Taylor-L; Jones-RL; Ashley-K; Deddens-JA; Kwan-L
J Lab Clin Med 2004 Apr; 143(4):217-224
Biological monitoring for occupational lead exposure involves routine venous blood draws from exposed employees. This uncomfortable procedure normally yields more blood than what is needed for analysis. Capillary blood sampling is less invasive but introduces the possibility of surface contamination. The objective of this study was to compare venous and capillary (earlobe) blood lead samples obtained from occupationally exposed individuals. Phlebotomists trained specifically in the collection of blood samples for lead determination collected 2 venous blood samples and 2 capillary earlobe samples from each participating employee. Before the capillary draw, the employee's earlobe was cleansed with an alcohol wipe in an effort to remove potential lead contamination.
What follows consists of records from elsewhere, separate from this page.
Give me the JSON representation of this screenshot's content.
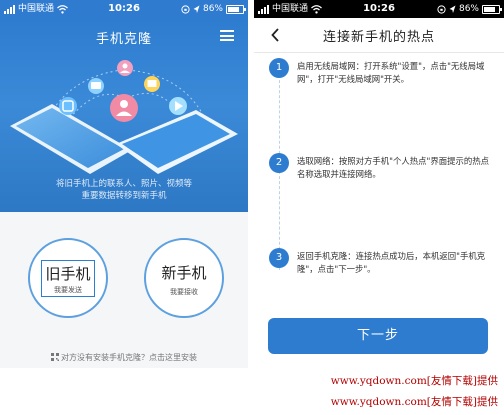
{
  "status_bar": {
    "carrier": "中国联通",
    "time": "10:26",
    "battery": "86%"
  },
  "left_screen": {
    "title": "手机克隆",
    "transfer_caption": "将旧手机上的联系人、照片、视频等\n重要数据转移到新手机",
    "old_phone": {
      "label": "旧手机",
      "sublabel": "我要发送"
    },
    "new_phone": {
      "label": "新手机",
      "sublabel": "我要接收"
    },
    "install_hint": "对方没有安装手机克隆？点击这里安装"
  },
  "right_screen": {
    "title": "连接新手机的热点",
    "steps": [
      {
        "num": "1",
        "text": "启用无线局域网：打开系统\"设置\"，点击\"无线局域网\"，打开\"无线局域网\"开关。"
      },
      {
        "num": "2",
        "text": "选取网络：按照对方手机\"个人热点\"界面提示的热点名称选取并连接网络。"
      },
      {
        "num": "3",
        "text": "返回手机克隆：连接热点成功后，本机返回\"手机克隆\"，点击\"下一步\"。"
      }
    ],
    "next_button": "下一步"
  },
  "watermark": "www.yqdown.com[友情下载]提供",
  "colors": {
    "brand_blue": "#2e7ccf",
    "watermark_red": "#b30000"
  }
}
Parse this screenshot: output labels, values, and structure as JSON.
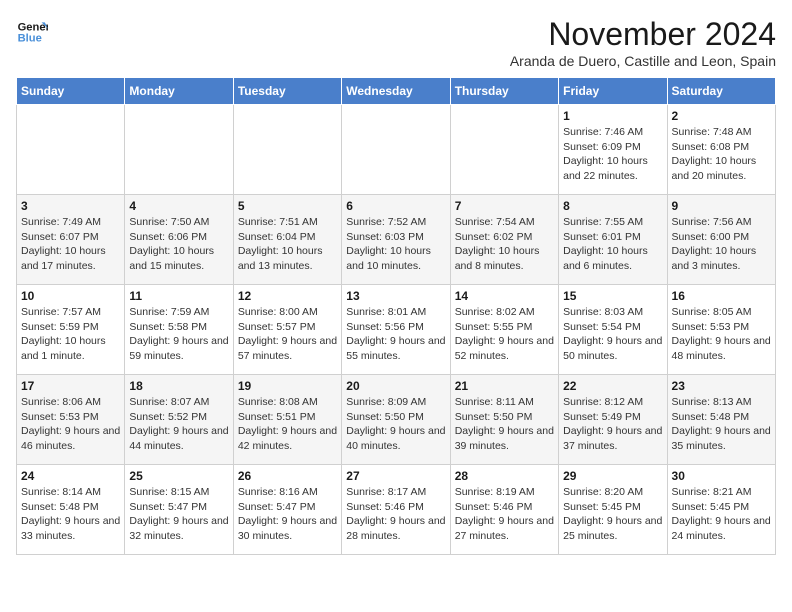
{
  "logo": {
    "line1": "General",
    "line2": "Blue"
  },
  "title": "November 2024",
  "subtitle": "Aranda de Duero, Castille and Leon, Spain",
  "weekdays": [
    "Sunday",
    "Monday",
    "Tuesday",
    "Wednesday",
    "Thursday",
    "Friday",
    "Saturday"
  ],
  "weeks": [
    [
      {
        "day": "",
        "info": ""
      },
      {
        "day": "",
        "info": ""
      },
      {
        "day": "",
        "info": ""
      },
      {
        "day": "",
        "info": ""
      },
      {
        "day": "",
        "info": ""
      },
      {
        "day": "1",
        "info": "Sunrise: 7:46 AM\nSunset: 6:09 PM\nDaylight: 10 hours and 22 minutes."
      },
      {
        "day": "2",
        "info": "Sunrise: 7:48 AM\nSunset: 6:08 PM\nDaylight: 10 hours and 20 minutes."
      }
    ],
    [
      {
        "day": "3",
        "info": "Sunrise: 7:49 AM\nSunset: 6:07 PM\nDaylight: 10 hours and 17 minutes."
      },
      {
        "day": "4",
        "info": "Sunrise: 7:50 AM\nSunset: 6:06 PM\nDaylight: 10 hours and 15 minutes."
      },
      {
        "day": "5",
        "info": "Sunrise: 7:51 AM\nSunset: 6:04 PM\nDaylight: 10 hours and 13 minutes."
      },
      {
        "day": "6",
        "info": "Sunrise: 7:52 AM\nSunset: 6:03 PM\nDaylight: 10 hours and 10 minutes."
      },
      {
        "day": "7",
        "info": "Sunrise: 7:54 AM\nSunset: 6:02 PM\nDaylight: 10 hours and 8 minutes."
      },
      {
        "day": "8",
        "info": "Sunrise: 7:55 AM\nSunset: 6:01 PM\nDaylight: 10 hours and 6 minutes."
      },
      {
        "day": "9",
        "info": "Sunrise: 7:56 AM\nSunset: 6:00 PM\nDaylight: 10 hours and 3 minutes."
      }
    ],
    [
      {
        "day": "10",
        "info": "Sunrise: 7:57 AM\nSunset: 5:59 PM\nDaylight: 10 hours and 1 minute."
      },
      {
        "day": "11",
        "info": "Sunrise: 7:59 AM\nSunset: 5:58 PM\nDaylight: 9 hours and 59 minutes."
      },
      {
        "day": "12",
        "info": "Sunrise: 8:00 AM\nSunset: 5:57 PM\nDaylight: 9 hours and 57 minutes."
      },
      {
        "day": "13",
        "info": "Sunrise: 8:01 AM\nSunset: 5:56 PM\nDaylight: 9 hours and 55 minutes."
      },
      {
        "day": "14",
        "info": "Sunrise: 8:02 AM\nSunset: 5:55 PM\nDaylight: 9 hours and 52 minutes."
      },
      {
        "day": "15",
        "info": "Sunrise: 8:03 AM\nSunset: 5:54 PM\nDaylight: 9 hours and 50 minutes."
      },
      {
        "day": "16",
        "info": "Sunrise: 8:05 AM\nSunset: 5:53 PM\nDaylight: 9 hours and 48 minutes."
      }
    ],
    [
      {
        "day": "17",
        "info": "Sunrise: 8:06 AM\nSunset: 5:53 PM\nDaylight: 9 hours and 46 minutes."
      },
      {
        "day": "18",
        "info": "Sunrise: 8:07 AM\nSunset: 5:52 PM\nDaylight: 9 hours and 44 minutes."
      },
      {
        "day": "19",
        "info": "Sunrise: 8:08 AM\nSunset: 5:51 PM\nDaylight: 9 hours and 42 minutes."
      },
      {
        "day": "20",
        "info": "Sunrise: 8:09 AM\nSunset: 5:50 PM\nDaylight: 9 hours and 40 minutes."
      },
      {
        "day": "21",
        "info": "Sunrise: 8:11 AM\nSunset: 5:50 PM\nDaylight: 9 hours and 39 minutes."
      },
      {
        "day": "22",
        "info": "Sunrise: 8:12 AM\nSunset: 5:49 PM\nDaylight: 9 hours and 37 minutes."
      },
      {
        "day": "23",
        "info": "Sunrise: 8:13 AM\nSunset: 5:48 PM\nDaylight: 9 hours and 35 minutes."
      }
    ],
    [
      {
        "day": "24",
        "info": "Sunrise: 8:14 AM\nSunset: 5:48 PM\nDaylight: 9 hours and 33 minutes."
      },
      {
        "day": "25",
        "info": "Sunrise: 8:15 AM\nSunset: 5:47 PM\nDaylight: 9 hours and 32 minutes."
      },
      {
        "day": "26",
        "info": "Sunrise: 8:16 AM\nSunset: 5:47 PM\nDaylight: 9 hours and 30 minutes."
      },
      {
        "day": "27",
        "info": "Sunrise: 8:17 AM\nSunset: 5:46 PM\nDaylight: 9 hours and 28 minutes."
      },
      {
        "day": "28",
        "info": "Sunrise: 8:19 AM\nSunset: 5:46 PM\nDaylight: 9 hours and 27 minutes."
      },
      {
        "day": "29",
        "info": "Sunrise: 8:20 AM\nSunset: 5:45 PM\nDaylight: 9 hours and 25 minutes."
      },
      {
        "day": "30",
        "info": "Sunrise: 8:21 AM\nSunset: 5:45 PM\nDaylight: 9 hours and 24 minutes."
      }
    ]
  ]
}
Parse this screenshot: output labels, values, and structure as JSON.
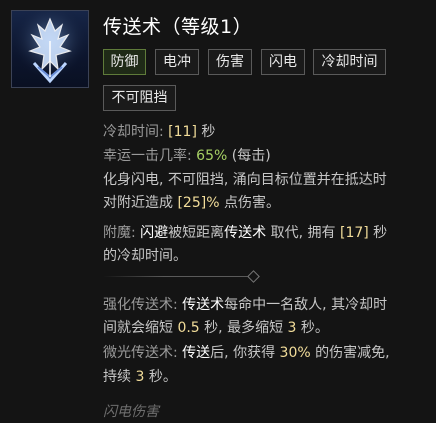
{
  "skill": {
    "title": "传送术（等级1）",
    "icon": "teleport-lightning-icon",
    "tags": [
      "防御",
      "电冲",
      "伤害",
      "闪电",
      "冷却时间",
      "不可阻挡"
    ],
    "active_tag": "防御"
  },
  "stats": {
    "cooldown_label": "冷却时间: ",
    "cooldown_value": "[11]",
    "cooldown_unit": " 秒",
    "lucky_label": "幸运一击几率: ",
    "lucky_value": "65%",
    "lucky_suffix": " (每击)"
  },
  "description": {
    "line1": "化身闪电, 不可阻挡, 涌向目标位置并在抵达时",
    "line2_a": "对附近造成 ",
    "line2_val": "[25]%",
    "line2_b": " 点伤害。"
  },
  "enchant": {
    "label": "附魔: ",
    "evade": "闪避",
    "text_a": "被短距离",
    "skill": "传送术",
    "text_b": "取代, 拥有 ",
    "val": "[17]",
    "text_c": " 秒",
    "line2": "的冷却时间。"
  },
  "upgrade1": {
    "label": "强化传送术: ",
    "skill": "传送术",
    "text_a": "每命中一名敌人, 其冷却时",
    "line2_a": "间就会缩短 ",
    "val1": "0.5",
    "line2_b": " 秒, 最多缩短 ",
    "val2": "3",
    "line2_c": " 秒。"
  },
  "upgrade2": {
    "label": "微光传送术: ",
    "skill": "传送",
    "text_a": "后, 你获得 ",
    "val": "30%",
    "text_b": " 的伤害减免,",
    "line2_a": "持续 ",
    "val2": "3",
    "line2_b": " 秒。"
  },
  "footer": "闪电伤害",
  "colors": {
    "background": "#141414",
    "value_gold": "#f2dd9a",
    "value_green": "#a6d064",
    "tag_active_border": "#5f7b3a"
  }
}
A second alcohol wipe was then used to sanitize the lancing area and was retained for lead analysis. Both the venous and capillary samples were subsequently analyzed with the use of graphite furnace atomic absorption spectrometry (GFAAS). GFAAS of venous blood specimens was considered the reference method of sampling and analysis. We collected and analyzed 126 paired earlobe and venous samples. Earlobe sampling was preferred to venous sampling by 54% of the employees surveyed. The mean difference between the capillary and venous results was 38.8 +/- 48.1 microg/dL. Lead concentrations in earlobe blood were more than twice those found in venous samples in more than half of the samples (64 of 126). Despite simple cleansing with an alcohol wipe and no visible skin contamination, 94% of the wipe samples from earlobes contained more than 1 microg of lead. Even low concentrations of contamination can significantly alter the concentration of lead in the blood; for example, sample contamination of 0.3 microg lead in a 200-microL blood sample would yield an increase of 150 microg/dL in the measured lead concentration. The findings of this study suggest that until satisfactory skin cleansing and decontamination techniques are identified and evaluated, earlobe sampling should be avoided in the surveillance of occupational blood lead levels.
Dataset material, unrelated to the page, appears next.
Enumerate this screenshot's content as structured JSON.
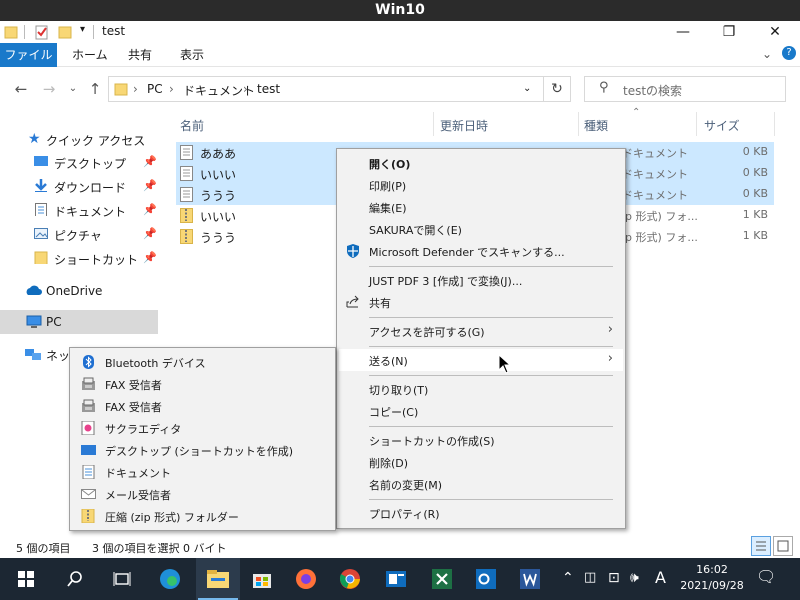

Sampling; Sampling-methods; Surveillance-programs; Biological-monitoring; Blood-analysis; Blood-samples; Occupational-exposure; Laboratory-techniques; Lead-absorption; Lead-compounds; Workers; Medical-personnel
National Institute for Occupational Safety and Health, 4676 Columbia Parkway, MS R-14, Cincinnati, OH 45226-1998
The Journal of Laboratory and Clinical Medicine